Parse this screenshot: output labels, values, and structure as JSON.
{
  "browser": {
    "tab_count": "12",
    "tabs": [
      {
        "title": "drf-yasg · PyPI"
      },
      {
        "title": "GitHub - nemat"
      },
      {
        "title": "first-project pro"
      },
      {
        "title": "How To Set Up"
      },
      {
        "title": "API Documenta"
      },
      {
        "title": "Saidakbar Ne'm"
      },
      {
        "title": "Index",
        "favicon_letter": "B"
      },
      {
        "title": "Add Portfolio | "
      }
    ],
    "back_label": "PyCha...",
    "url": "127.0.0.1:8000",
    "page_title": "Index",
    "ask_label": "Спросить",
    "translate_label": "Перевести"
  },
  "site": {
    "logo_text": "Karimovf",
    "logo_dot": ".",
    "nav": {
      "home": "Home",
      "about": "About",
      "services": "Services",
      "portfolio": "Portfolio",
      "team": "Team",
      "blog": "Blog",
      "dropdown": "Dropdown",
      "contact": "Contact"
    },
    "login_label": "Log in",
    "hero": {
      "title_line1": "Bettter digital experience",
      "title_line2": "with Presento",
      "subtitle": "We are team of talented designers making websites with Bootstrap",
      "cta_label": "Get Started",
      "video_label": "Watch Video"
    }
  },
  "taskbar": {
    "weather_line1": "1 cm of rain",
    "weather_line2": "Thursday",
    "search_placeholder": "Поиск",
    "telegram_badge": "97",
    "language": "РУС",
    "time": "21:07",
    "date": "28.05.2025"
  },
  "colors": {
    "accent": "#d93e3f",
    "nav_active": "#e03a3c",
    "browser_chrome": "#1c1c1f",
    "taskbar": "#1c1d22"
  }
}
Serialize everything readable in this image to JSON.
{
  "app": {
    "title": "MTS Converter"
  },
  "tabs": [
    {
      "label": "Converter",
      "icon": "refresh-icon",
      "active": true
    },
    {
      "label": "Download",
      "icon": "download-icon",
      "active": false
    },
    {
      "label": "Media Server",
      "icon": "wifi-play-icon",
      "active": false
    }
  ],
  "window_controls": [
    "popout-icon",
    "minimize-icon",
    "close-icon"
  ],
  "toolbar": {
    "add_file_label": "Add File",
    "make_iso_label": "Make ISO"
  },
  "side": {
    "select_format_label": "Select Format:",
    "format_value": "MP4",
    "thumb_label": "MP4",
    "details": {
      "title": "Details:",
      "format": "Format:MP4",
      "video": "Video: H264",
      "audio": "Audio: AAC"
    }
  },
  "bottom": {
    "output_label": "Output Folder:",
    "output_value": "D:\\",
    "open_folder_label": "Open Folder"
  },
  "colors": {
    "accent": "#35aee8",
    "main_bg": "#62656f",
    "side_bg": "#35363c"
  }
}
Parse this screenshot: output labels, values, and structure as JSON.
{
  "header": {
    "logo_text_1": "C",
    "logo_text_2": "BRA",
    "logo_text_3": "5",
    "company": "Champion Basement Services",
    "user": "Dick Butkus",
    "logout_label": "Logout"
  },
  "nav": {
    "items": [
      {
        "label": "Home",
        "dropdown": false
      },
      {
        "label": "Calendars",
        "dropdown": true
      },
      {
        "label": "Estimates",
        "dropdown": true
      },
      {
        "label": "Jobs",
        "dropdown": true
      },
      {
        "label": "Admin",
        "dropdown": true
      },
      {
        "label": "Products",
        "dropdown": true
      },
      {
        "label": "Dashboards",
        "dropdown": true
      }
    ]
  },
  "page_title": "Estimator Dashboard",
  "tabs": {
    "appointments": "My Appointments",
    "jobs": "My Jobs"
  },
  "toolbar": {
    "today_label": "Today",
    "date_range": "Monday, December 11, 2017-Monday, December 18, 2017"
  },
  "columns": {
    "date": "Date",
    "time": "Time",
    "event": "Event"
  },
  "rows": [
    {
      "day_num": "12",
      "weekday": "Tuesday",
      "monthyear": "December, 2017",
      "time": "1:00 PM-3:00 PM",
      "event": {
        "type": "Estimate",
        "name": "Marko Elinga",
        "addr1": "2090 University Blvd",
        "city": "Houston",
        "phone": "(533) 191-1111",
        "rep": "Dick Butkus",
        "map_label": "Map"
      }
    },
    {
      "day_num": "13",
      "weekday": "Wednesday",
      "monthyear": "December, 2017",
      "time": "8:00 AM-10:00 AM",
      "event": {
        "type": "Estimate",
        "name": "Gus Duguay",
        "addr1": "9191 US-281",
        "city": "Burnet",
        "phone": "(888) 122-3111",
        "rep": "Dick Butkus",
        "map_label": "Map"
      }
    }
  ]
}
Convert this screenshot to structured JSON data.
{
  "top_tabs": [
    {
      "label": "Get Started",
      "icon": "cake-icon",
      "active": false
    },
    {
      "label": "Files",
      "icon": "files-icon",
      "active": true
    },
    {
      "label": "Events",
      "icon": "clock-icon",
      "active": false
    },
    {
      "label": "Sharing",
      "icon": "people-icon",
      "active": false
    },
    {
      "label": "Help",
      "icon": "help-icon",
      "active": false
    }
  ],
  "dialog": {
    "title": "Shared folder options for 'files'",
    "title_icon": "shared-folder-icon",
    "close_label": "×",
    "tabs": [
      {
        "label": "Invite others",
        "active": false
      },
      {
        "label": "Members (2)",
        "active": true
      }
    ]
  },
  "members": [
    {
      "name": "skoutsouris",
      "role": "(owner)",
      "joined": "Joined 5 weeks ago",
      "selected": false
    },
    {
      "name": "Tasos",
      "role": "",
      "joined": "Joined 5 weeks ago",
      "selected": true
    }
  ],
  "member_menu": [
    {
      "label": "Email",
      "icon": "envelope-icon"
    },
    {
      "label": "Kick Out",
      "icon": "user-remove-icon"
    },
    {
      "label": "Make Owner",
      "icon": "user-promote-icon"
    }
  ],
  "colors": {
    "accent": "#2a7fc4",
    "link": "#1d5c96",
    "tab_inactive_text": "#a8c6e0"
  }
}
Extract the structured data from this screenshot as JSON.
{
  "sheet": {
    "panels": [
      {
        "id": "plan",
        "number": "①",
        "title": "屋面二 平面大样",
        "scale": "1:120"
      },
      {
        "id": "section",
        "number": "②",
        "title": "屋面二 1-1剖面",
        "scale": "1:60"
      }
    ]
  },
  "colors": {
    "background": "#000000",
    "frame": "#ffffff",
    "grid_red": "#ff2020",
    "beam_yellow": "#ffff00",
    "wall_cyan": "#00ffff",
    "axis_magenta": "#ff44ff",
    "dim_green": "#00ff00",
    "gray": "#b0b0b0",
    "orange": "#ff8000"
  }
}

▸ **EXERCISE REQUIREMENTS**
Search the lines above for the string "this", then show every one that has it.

▸ **WRITTEN RESPONSE**
Parse this screenshot: output labels, values, and structure as JSON.
Serialize everything readable in this image to JSON.
Parse this screenshot: output labels, values, and structure as JSON.
Convert this screenshot to structured JSON data.
Extract the structured data from this screenshot as JSON.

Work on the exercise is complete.